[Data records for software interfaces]
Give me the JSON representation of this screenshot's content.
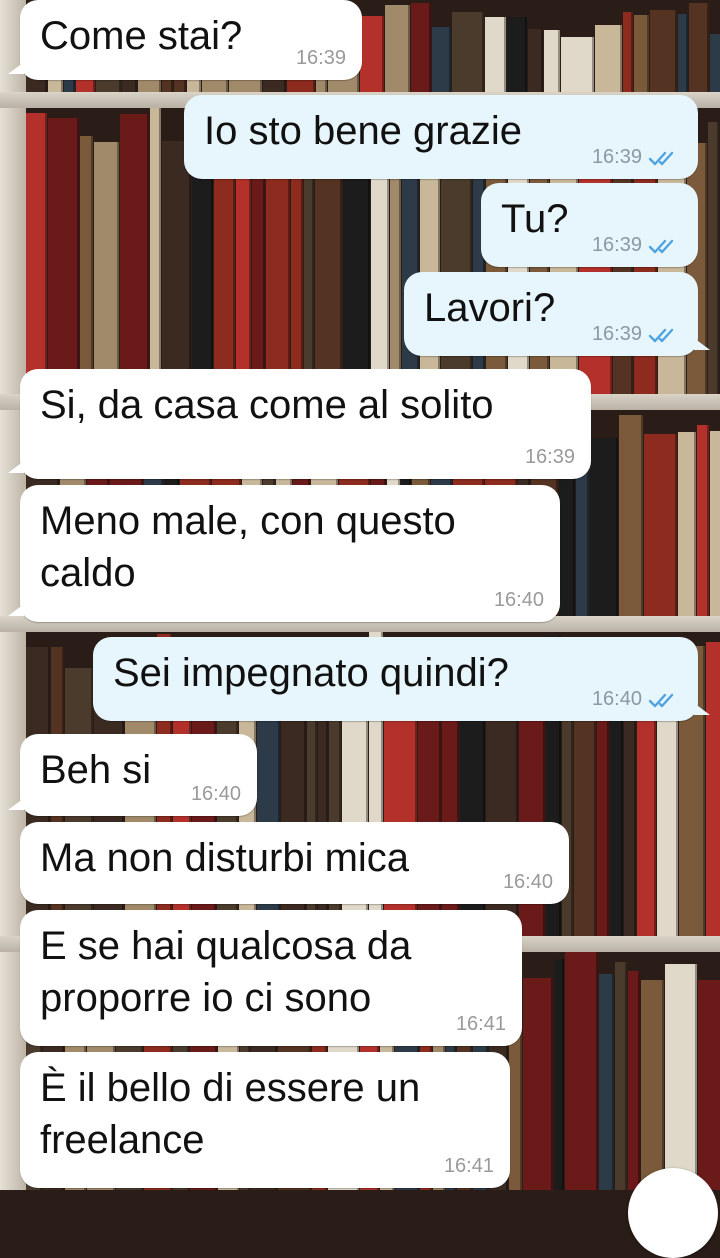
{
  "colors": {
    "incoming_bubble": "#ffffff",
    "outgoing_bubble": "#e7f6fc",
    "read_ticks": "#4fa3e0",
    "timestamp": "#9a9a9a"
  },
  "messages": [
    {
      "direction": "in",
      "text": "Come stai?",
      "time": "16:39"
    },
    {
      "direction": "out",
      "text": "Io sto bene grazie",
      "time": "16:39",
      "status": "read"
    },
    {
      "direction": "out",
      "text": "Tu?",
      "time": "16:39",
      "status": "read"
    },
    {
      "direction": "out",
      "text": "Lavori?",
      "time": "16:39",
      "status": "read"
    },
    {
      "direction": "in",
      "text": "Si, da casa come al solito",
      "time": "16:39"
    },
    {
      "direction": "in",
      "text": "Meno male, con questo\ncaldo",
      "time": "16:40"
    },
    {
      "direction": "out",
      "text": "Sei impegnato quindi?",
      "time": "16:40",
      "status": "read"
    },
    {
      "direction": "in",
      "text": "Beh si",
      "time": "16:40"
    },
    {
      "direction": "in",
      "text": "Ma non disturbi mica",
      "time": "16:40"
    },
    {
      "direction": "in",
      "text": "E se hai qualcosa da\nproporre io ci sono",
      "time": "16:41"
    },
    {
      "direction": "in",
      "text": "È il bello di essere un\nfreelance",
      "time": "16:41"
    }
  ],
  "icons": {
    "read_status": "double-check-icon",
    "scroll_button": "scroll-down-icon"
  }
}
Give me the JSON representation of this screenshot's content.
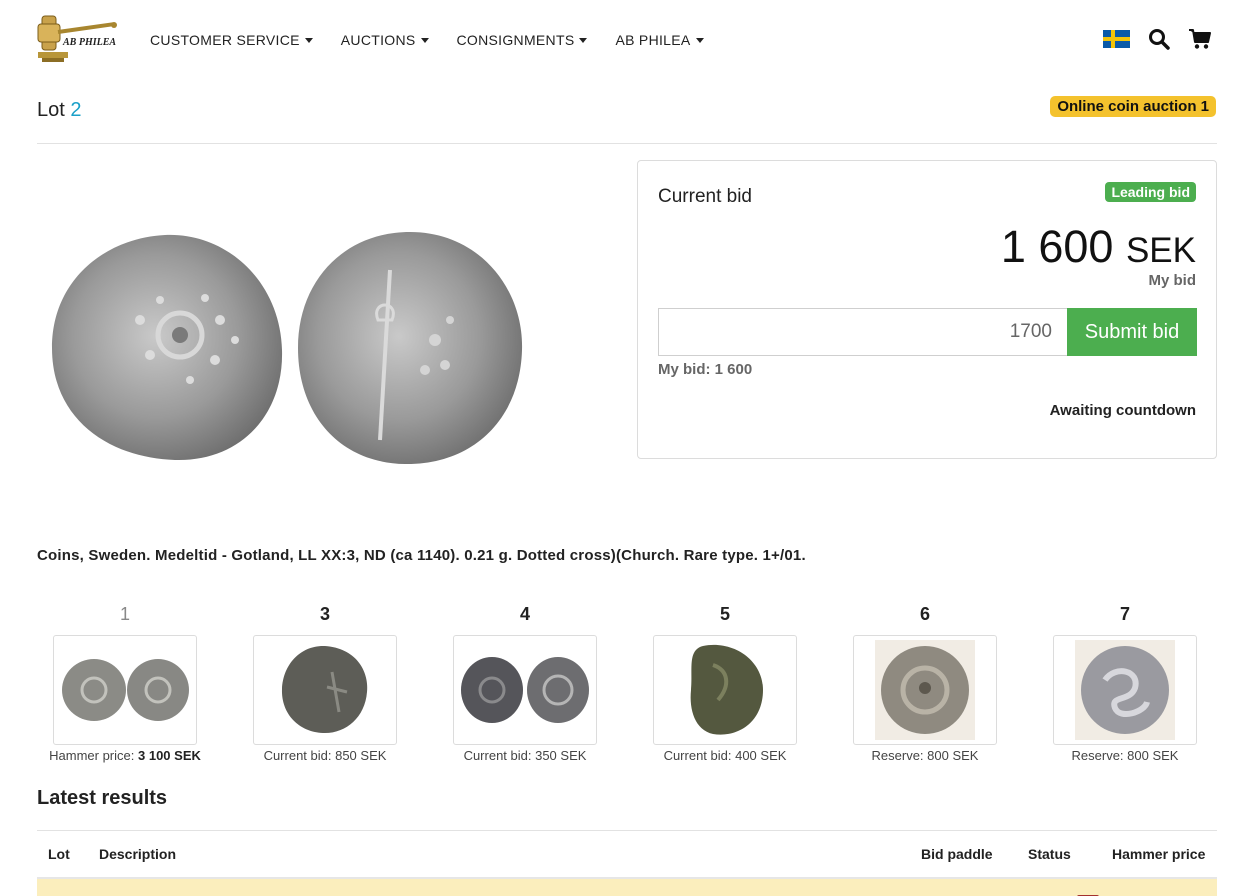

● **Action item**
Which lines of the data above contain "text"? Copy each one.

● **Exercise solution**
      "text": "Come stai?",
      "text": "Io sto bene grazie",
      "text": "Tu?",
      "text": "Lavori?",
      "text": "Si, da casa come al solito",
      "text": "Meno male, con questo\ncaldo",
      "text": "Sei impegnato quindi?",
      "text": "Beh si",
      "text": "Ma non disturbi mica",
      "text": "E se hai qualcosa da\nproporre io ci sono",
      "text": "È il bello di essere un\nfreelance",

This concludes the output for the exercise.